PROVIDED DATA:
★ ★ ★ ★ ★

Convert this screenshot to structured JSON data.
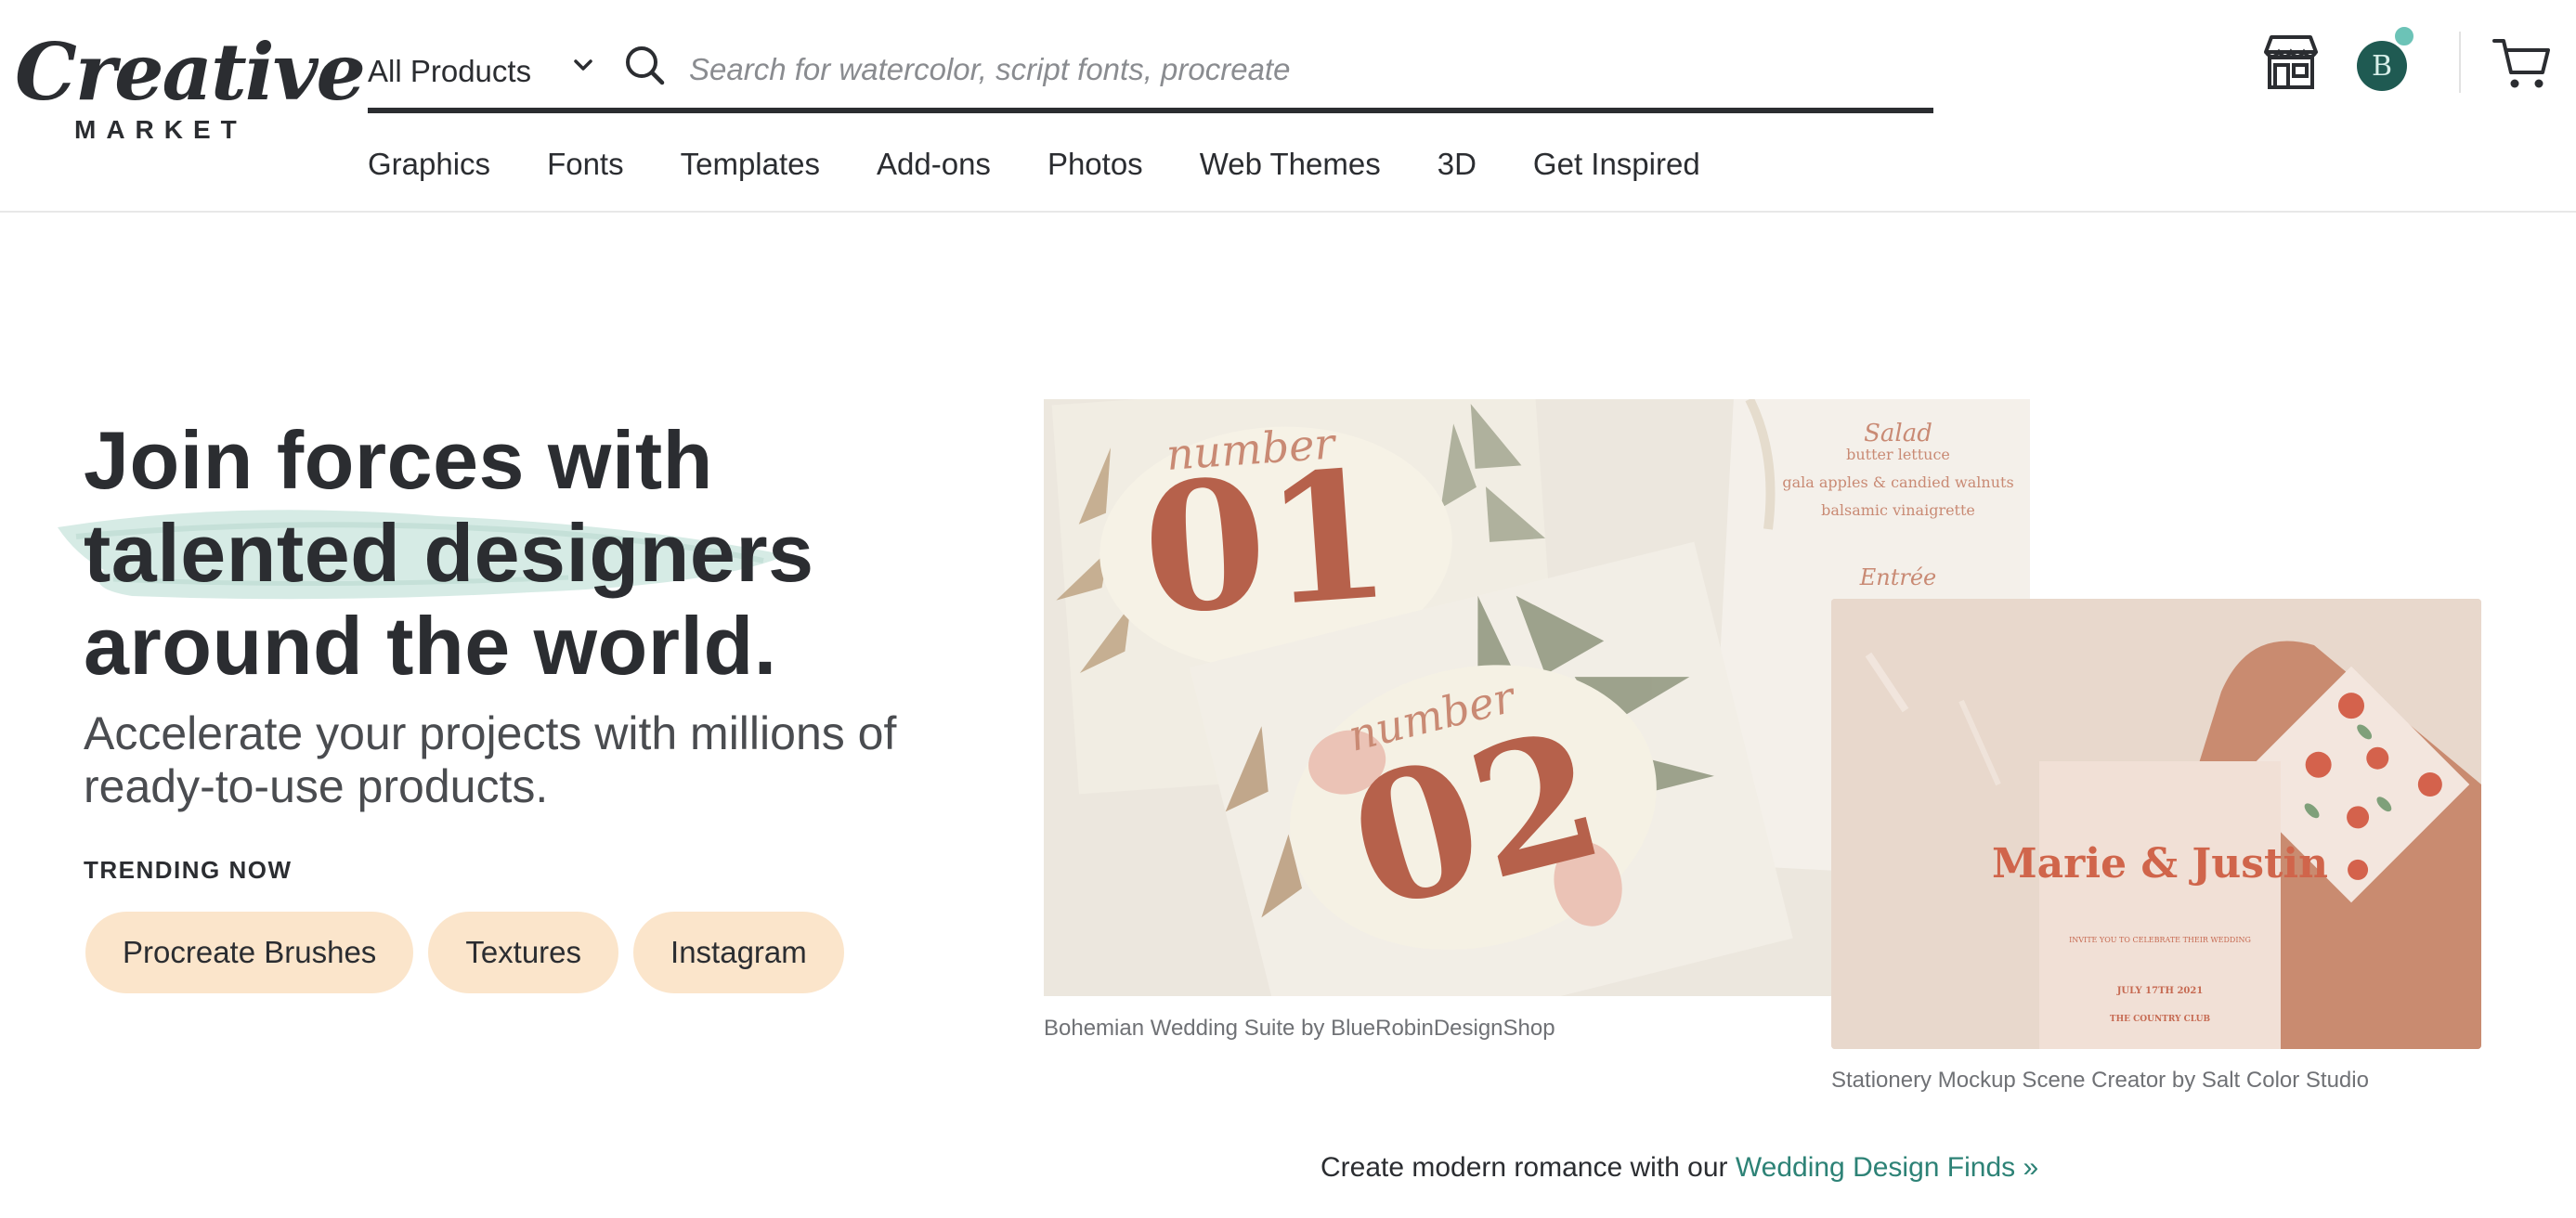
{
  "header": {
    "logo_script": "Creative",
    "logo_market": "MARKET",
    "product_select": "All Products",
    "search_placeholder": "Search for watercolor, script fonts, procreate",
    "avatar_initial": "B",
    "nav": [
      "Graphics",
      "Fonts",
      "Templates",
      "Add-ons",
      "Photos",
      "Web Themes",
      "3D",
      "Get Inspired"
    ]
  },
  "hero": {
    "title_lines": [
      "Join forces with",
      "talented designers",
      "around the world."
    ],
    "subtitle": "Accelerate your projects with millions of ready-to-use products.",
    "trending_label": "TRENDING NOW",
    "trending_chips": [
      "Procreate Brushes",
      "Textures",
      "Instagram"
    ]
  },
  "images": {
    "card1_number_word_1": "number",
    "card1_number_1": "01",
    "card1_number_word_2": "number",
    "card1_number_2": "02",
    "menu_lines": [
      "Salad",
      "butter lettuce",
      "gala apples & candied walnuts",
      "balsamic vinaigrette",
      "Entrée"
    ],
    "invite_names": "Marie & Justin",
    "invite_small": [
      "INVITE YOU TO CELEBRATE THEIR WEDDING",
      "JULY 17TH 2021",
      "THE COUNTRY CLUB"
    ],
    "caption1": "Bohemian Wedding Suite by BlueRobinDesignShop",
    "caption2": "Stationery Mockup Scene Creator by Salt Color Studio"
  },
  "promo": {
    "text": "Create modern romance with our ",
    "link": "Wedding Design Finds »"
  },
  "colors": {
    "accent_link": "#2d8276",
    "chip_bg": "#fbe5cb",
    "avatar_bg": "#1f5a52",
    "notification_dot": "#6cc3b7",
    "text_dark": "#2b2d31"
  },
  "icons": [
    "chevron-down-icon",
    "search-icon",
    "shop-icon",
    "avatar",
    "cart-icon"
  ]
}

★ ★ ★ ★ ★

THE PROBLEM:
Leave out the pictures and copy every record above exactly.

RESULT:
Convert this screenshot to structured JSON data.
{
  "header": {
    "logo_script": "Creative",
    "logo_market": "MARKET",
    "product_select": "All Products",
    "search_placeholder": "Search for watercolor, script fonts, procreate",
    "avatar_initial": "B",
    "nav": [
      "Graphics",
      "Fonts",
      "Templates",
      "Add-ons",
      "Photos",
      "Web Themes",
      "3D",
      "Get Inspired"
    ]
  },
  "hero": {
    "title_lines": [
      "Join forces with",
      "talented designers",
      "around the world."
    ],
    "subtitle": "Accelerate your projects with millions of ready-to-use products.",
    "trending_label": "TRENDING NOW",
    "trending_chips": [
      "Procreate Brushes",
      "Textures",
      "Instagram"
    ]
  },
  "images": {
    "card1_number_word_1": "number",
    "card1_number_1": "01",
    "card1_number_word_2": "number",
    "card1_number_2": "02",
    "menu_lines": [
      "Salad",
      "butter lettuce",
      "gala apples & candied walnuts",
      "balsamic vinaigrette",
      "Entrée"
    ],
    "invite_names": "Marie & Justin",
    "invite_small": [
      "INVITE YOU TO CELEBRATE THEIR WEDDING",
      "JULY 17TH 2021",
      "THE COUNTRY CLUB"
    ],
    "caption1": "Bohemian Wedding Suite by BlueRobinDesignShop",
    "caption2": "Stationery Mockup Scene Creator by Salt Color Studio"
  },
  "promo": {
    "text": "Create modern romance with our ",
    "link": "Wedding Design Finds »"
  },
  "colors": {
    "accent_link": "#2d8276",
    "chip_bg": "#fbe5cb",
    "avatar_bg": "#1f5a52",
    "notification_dot": "#6cc3b7",
    "text_dark": "#2b2d31"
  },
  "icons": [
    "chevron-down-icon",
    "search-icon",
    "shop-icon",
    "avatar",
    "cart-icon"
  ]
}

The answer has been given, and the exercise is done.